On July 16, 2020, in ruling C-311/18, the Court of Justice of the European Union (CJEU) overturned the decision of the European Commission to recognize adequate protection for the EU-US Privacy Shield. According to the United States Department of Commerce, more than 5300 enterprises were so far using the Privacy Shield. The main difference between the Privacy Shield and its predecessor the Safe Harbor was the establishment, under the former, of a US Privacy ombudsperson, whose function was to facilitate the processing of requests and to adjudicate complaints regarding the rectification or erasure of data. In its ruling, the CJEU concluded that the ombudsperson did not satisfy the requirement for independence and impartiality, mainly because his appointment can be revoked at the executive’s discretion.
Standard Contractual Clauses

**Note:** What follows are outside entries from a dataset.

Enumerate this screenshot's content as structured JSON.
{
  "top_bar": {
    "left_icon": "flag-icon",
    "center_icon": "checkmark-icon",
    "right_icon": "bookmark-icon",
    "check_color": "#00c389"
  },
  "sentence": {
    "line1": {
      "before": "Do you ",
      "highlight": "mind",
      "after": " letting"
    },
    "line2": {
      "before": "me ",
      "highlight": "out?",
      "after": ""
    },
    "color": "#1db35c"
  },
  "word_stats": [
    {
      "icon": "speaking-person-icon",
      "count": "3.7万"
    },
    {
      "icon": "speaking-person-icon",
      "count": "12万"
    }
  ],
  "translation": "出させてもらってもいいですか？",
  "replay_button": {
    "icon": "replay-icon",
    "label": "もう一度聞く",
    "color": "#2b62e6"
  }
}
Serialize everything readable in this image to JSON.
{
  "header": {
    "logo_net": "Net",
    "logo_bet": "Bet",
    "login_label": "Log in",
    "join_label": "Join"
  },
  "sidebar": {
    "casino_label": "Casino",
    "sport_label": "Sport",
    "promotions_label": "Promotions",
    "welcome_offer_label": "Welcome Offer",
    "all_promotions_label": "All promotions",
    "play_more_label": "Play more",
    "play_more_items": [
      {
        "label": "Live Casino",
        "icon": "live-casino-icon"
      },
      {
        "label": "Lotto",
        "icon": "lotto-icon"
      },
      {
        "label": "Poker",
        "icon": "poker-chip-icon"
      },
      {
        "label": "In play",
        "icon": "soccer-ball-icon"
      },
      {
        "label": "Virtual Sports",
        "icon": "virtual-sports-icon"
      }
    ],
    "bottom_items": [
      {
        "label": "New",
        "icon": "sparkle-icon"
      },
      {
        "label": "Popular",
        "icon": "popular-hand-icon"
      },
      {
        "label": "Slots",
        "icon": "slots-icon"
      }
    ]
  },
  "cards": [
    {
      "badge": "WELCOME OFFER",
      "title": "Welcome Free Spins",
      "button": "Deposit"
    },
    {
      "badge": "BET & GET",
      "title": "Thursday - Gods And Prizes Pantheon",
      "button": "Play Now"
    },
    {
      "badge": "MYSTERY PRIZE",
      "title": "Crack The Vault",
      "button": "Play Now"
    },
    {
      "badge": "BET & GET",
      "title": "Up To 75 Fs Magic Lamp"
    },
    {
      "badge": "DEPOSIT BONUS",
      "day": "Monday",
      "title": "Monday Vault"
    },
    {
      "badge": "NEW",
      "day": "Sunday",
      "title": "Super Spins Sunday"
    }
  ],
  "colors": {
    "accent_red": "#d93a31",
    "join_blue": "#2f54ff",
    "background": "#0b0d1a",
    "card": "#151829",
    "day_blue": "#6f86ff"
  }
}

Despite the CJEU’s ruling, Standard Contractual Clauses (SCC) “remain a valid tool for the transfer of personal data to processors established in third countries”. Issued by the European Commission, SCCs come in the form of two sets of standard contractual terms and conditions signed by the sender and the receiver of personal data, aimed at protecting personal data leaving the European Economic Area through contractual obligations, in compliance with the requirements set forth in the European General Data Protection Regulation (GDPR) on territories in which the protection of data subjects are considered inadequate. SCCs apply between the data exporter and the data importer, but do not bind the national authorities of a third country, which may require the data importer to make available the personal data to its security services; in this case where the level of protection required by EU law is not met, the data controller (i.e., the business or the entity which determines the purposes and means of the personal data processing) must suspend such data transfers. Since the CJEU’s ruling, it is still unclear how European and American companies could ensure that their SCCs to the United States would meet the standards of data protection under European law. The Privacy Shield’s repudiation highlights the importance for companies that were transferring data under this framework to ensure that said data on its European users remain protected under adequate contracts.
An Opportunity for Canada
The CJEU’s ruling should remind Canada of the need to update the Personal Information Protection and Electronic Documents Act (PIPEDA), which came into force in 2000, and which provides a framework for the protection of personal information in the private sector. Quebec, British Columbia and Alberta have already started updating their own laws relating to the protection of personal data in the private sector; Quebec is inspired in this regard by the European GDPR. Several experts believe that the CJEU ruling represents an opportunity for Canada to become the safe place in North America for the processing of personal data.
For more information on international agreements and the potential impact of this decision on your company’s activities, do not hesitate to contact Bernard Colas or one of our other CMKZ lawyers specializing in international trade law.